Dysentery can cause medical complications. These are more common among people with compromised immune systems.


Some potential complications of dysentery include:


Dehydration: Frequent diarrhea and vomiting can lead to dehydration. In infants and young children, this can quickly become life-threatening.

Liver abscess: Amebic dysentery can causeTrusted Source an abscess in the liver.

Postinfectious arthritis (PIA): A person may develop PIA as a complication of Shigella infection. Symptoms include joint pain, inflammation, and stiffness.

Hemolytic uremic syndrome: A condition involving inflammation and damage to the small blood vessels within the kidneys. It is a rare complication of Shigella infection.

Prevention

Dysentery outbreaks usually occur as a result of poor hygiene or sanitation. To reduce the risk of infection, people should wash their hands regularly with soap and water, especially after using the bathroom and before preparing food.


The risk of contracting dysentery is higher for people traveling to countries with warm, moist climates and poor sanitation. When traveling to such places, a person should:


only drink reliably sourced water, such as bottled water

ensure that bottled water has an unbroken seal before drinking

avoid ice cubes, as the water may be from a contaminated source

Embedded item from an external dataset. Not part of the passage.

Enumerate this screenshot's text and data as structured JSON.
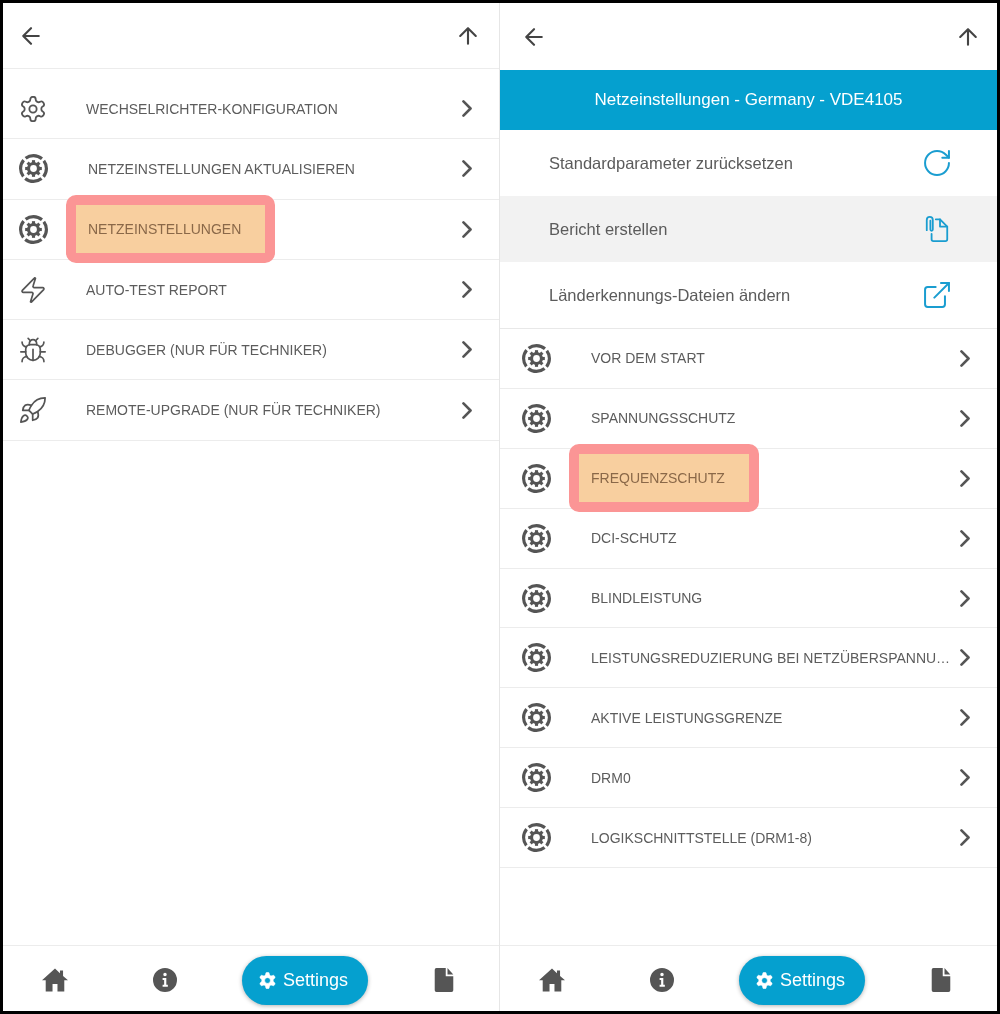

use only bottled or purified water to clean the teeth

cook food thoroughly before eating